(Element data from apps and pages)

+-------+

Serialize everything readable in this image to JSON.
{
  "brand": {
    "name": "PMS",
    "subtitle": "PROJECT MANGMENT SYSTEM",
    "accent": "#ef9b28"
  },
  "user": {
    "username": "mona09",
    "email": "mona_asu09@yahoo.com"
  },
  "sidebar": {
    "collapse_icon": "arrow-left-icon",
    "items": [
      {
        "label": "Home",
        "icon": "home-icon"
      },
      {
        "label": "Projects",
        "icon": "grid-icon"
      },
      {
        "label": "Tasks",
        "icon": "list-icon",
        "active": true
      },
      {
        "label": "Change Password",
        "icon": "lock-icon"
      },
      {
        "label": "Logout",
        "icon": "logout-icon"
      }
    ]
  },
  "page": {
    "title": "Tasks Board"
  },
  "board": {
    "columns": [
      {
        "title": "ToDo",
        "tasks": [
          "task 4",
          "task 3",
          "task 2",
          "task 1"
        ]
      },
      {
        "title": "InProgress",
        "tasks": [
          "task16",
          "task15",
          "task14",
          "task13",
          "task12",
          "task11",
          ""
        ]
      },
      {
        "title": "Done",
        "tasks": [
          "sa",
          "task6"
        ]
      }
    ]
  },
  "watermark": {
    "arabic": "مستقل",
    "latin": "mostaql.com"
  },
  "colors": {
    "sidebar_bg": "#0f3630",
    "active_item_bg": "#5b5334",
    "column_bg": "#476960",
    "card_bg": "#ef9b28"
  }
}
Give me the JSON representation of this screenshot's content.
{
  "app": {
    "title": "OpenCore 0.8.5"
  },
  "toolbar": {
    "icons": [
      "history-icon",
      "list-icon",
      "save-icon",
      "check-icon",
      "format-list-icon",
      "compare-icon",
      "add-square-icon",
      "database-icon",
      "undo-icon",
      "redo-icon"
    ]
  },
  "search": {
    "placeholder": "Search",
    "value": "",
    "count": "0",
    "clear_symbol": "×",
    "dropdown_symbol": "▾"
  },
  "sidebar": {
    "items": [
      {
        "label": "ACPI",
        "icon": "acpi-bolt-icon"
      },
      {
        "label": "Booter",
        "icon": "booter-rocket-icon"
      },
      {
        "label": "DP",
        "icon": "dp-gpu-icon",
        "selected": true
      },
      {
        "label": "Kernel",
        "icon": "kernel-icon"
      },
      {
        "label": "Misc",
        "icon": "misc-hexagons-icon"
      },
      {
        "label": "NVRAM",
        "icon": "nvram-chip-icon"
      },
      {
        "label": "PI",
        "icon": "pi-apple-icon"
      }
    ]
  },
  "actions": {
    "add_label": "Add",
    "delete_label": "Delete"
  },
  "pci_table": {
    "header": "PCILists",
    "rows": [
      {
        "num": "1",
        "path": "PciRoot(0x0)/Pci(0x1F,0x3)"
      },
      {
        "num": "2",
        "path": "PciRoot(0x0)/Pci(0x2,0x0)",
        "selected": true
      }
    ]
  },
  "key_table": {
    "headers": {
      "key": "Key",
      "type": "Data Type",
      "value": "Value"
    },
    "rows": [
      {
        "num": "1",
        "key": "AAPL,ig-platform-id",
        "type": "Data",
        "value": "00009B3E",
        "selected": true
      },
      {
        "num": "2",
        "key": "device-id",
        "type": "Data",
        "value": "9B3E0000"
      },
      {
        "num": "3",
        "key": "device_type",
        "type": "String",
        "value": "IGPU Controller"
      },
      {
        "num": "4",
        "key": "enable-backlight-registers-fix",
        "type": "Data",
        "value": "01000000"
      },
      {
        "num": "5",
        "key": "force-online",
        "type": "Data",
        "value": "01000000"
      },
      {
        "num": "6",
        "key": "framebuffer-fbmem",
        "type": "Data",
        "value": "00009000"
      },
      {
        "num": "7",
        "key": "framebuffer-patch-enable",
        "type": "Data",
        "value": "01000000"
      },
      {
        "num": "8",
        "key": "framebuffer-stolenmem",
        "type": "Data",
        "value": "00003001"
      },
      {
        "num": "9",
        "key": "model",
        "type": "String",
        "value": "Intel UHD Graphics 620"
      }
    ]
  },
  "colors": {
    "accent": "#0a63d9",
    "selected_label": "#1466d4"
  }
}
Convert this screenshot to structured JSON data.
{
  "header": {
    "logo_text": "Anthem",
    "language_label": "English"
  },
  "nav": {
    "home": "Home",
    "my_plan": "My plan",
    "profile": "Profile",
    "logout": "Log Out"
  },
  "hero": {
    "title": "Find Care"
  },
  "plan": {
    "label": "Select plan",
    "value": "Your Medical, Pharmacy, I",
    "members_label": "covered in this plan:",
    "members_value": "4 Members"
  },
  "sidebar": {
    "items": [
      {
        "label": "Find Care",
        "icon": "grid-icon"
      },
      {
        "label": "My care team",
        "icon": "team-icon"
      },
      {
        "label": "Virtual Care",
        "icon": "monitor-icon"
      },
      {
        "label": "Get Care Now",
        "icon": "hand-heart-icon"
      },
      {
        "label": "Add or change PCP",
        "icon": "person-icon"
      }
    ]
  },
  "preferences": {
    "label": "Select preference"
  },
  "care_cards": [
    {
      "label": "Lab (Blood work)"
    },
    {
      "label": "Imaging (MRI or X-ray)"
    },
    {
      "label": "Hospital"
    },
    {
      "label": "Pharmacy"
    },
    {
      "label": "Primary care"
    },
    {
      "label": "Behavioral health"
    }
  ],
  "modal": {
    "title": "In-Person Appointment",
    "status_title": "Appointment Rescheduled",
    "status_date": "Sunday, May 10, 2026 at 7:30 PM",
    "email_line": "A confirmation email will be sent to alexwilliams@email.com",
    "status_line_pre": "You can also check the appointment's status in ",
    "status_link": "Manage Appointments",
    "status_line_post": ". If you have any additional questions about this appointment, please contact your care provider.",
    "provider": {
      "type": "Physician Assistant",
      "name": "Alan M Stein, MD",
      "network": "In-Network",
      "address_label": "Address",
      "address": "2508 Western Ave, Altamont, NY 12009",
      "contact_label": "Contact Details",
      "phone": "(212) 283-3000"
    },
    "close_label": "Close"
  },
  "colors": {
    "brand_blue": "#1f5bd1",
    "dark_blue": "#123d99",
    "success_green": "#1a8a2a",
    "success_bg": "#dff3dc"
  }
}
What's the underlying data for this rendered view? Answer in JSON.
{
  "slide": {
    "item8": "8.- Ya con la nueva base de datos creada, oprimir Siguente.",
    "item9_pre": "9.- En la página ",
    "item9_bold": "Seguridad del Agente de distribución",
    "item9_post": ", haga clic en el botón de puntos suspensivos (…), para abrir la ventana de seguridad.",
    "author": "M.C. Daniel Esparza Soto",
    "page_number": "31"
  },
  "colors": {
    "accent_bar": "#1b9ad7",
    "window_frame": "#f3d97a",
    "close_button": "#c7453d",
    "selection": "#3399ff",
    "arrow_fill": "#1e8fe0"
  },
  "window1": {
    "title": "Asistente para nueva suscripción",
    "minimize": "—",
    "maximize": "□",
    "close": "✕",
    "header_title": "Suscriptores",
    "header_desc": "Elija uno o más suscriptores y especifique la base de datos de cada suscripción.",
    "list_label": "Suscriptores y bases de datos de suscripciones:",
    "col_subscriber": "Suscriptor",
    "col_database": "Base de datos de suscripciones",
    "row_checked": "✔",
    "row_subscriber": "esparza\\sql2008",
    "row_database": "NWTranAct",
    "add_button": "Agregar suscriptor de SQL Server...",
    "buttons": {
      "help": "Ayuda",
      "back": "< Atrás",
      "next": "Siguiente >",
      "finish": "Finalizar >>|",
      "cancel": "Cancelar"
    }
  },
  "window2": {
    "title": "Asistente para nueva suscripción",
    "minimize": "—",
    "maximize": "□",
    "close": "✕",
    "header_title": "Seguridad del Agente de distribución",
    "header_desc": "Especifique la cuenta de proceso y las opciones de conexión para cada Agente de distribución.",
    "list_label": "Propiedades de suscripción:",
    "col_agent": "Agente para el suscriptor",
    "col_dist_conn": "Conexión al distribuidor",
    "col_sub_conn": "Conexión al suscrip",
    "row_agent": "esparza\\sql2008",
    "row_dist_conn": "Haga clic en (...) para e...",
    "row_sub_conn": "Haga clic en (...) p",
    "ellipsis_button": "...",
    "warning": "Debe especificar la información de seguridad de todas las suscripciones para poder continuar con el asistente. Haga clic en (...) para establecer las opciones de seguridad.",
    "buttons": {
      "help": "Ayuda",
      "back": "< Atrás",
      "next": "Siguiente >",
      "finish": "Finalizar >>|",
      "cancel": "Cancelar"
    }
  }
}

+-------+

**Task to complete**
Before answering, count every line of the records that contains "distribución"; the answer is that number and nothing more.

**Written solution**
3